My lack of belief in god(s) doesn’t originate from the view they make life incomprehensible to me, or that believing in them hinders us as a species; that would be fallacious (argument from personal incredulity and argument from outrage, respectively).  Rather, I’m explaining why to some people, a god-belief does not help understand existence, but detracts from that understanding.

Is theism compatible with the rule of law?

Skeptics are well-aware of the deleterious impact religion can sometimes have on the lives and well-being of humans, particularly on the vulnerable and innocent.  And sadly, justice for faith-based crimes has been the exception rather than the rule, which only compounds the problem.  An article in yesterday’s Washington Post that will surely boil your blood reminds us anew that we still have a long way to go to turn that around.  More broadly, it demonstrates why religion can have no place in law and governance.

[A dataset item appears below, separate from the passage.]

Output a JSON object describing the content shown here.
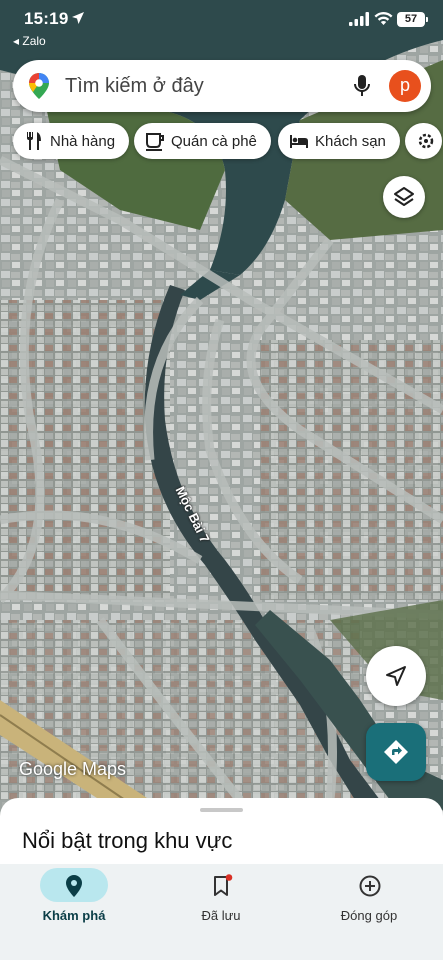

The article follows-up on the court cases of Christian parents whose children died as a result of the withholding of medical treatment in favor of administering magical incantations (aka, “prayer”), specifically, what punishment these parents received for their gross neglect.  Its author, Professor Jonathan Turley, found that judges were exceptionally lenient in these cases.  A “faith defense” was factored in to sentencing decisions, resulting in jail times less than those received for misdemeanors.  Even more galling, the murderous parents were allowed to retain custody of the remaining children.  Professor Turley contrasted the treatment these parents received against sentences levied on parents in which belief played no part and found the latter were far more harsh.

It is of course outrageous that innocent children should die due to the criminal negligence of their parents.  Even more outrageous is that countless others will die until the justice system stops sentencing these parents with a relative slap on the wrist and punishes them commiserate with what their act truly is: murder.

Unfortunately, this may prove far more difficult than many appreciate.  For in a worldview steeped in god-belief, what rational grounds exist to reject the practices of these Christian parents?  Most religions, including the various Christianities, tell us the will and plan of their god is inscrutable, mysterious, unknowable.  Moreover, their holy books and deities promise supernatural healing miracles by uttering a few fervent words.  Consequently, how can a theist gainsay the defense put forward by these parents?

“I do not regret trusting truly in the Lord for my daughter’s health.”

“I am guilty of trusting my Lord’s wisdom completely. . . . Guilty of asking for heavenly intervention. Guilty of following Jesus Christ when the whole world does not understand. Guilty of obeying my God.”

One of the judges, a theist, “reminded” one of the parents during sentencing, “God probably works through other people, some of them doctors.”  But how could this judge possibly know what the Christian god “probably” does?  The more reasonable assumption, based on a biblical worldview, is that Yahweh probably wanted the children dead, otherwise it would have supernaturally cured the children of their illnesses as a result of their parents’ supplications.  And if that’s what probably Yahweh wanted, who is any human to judge or condemn the parents?  Could that be what’s really underlying the travesty of these laughable sentences?

And ask yourself this.  What’s to prevent neglectful parents from utilizing the theist defense any time a child is injured or dies?  “But Your Honor, I had prepared the proper offering to Hestia to care and feed my 2 year old while I was gone on vacation.  If I’m guilty of his death, I’m guilty of asking for heavenly intervention.  Guilty of following the gods atop Mt. Olympus when the whole world does not understand.  Guilty of obeying Zeus.”  Where does it end?

Religious belief is an acid on the rule of law.  If judges and legislators cannot separate such belief from their official duties, they’re simply unqualified.

P.S. I realize it’s been a few months since my last blog entry. I’ve been reading (slowly imbibing is probably more accurate) David Eller’s powerful book, Atheism Advanced.  More than any other recent book, this one has strikingly changed my perspective and understanding of religion.  I believe it’s a must-read for every atheist.  More to come on this wonderful book.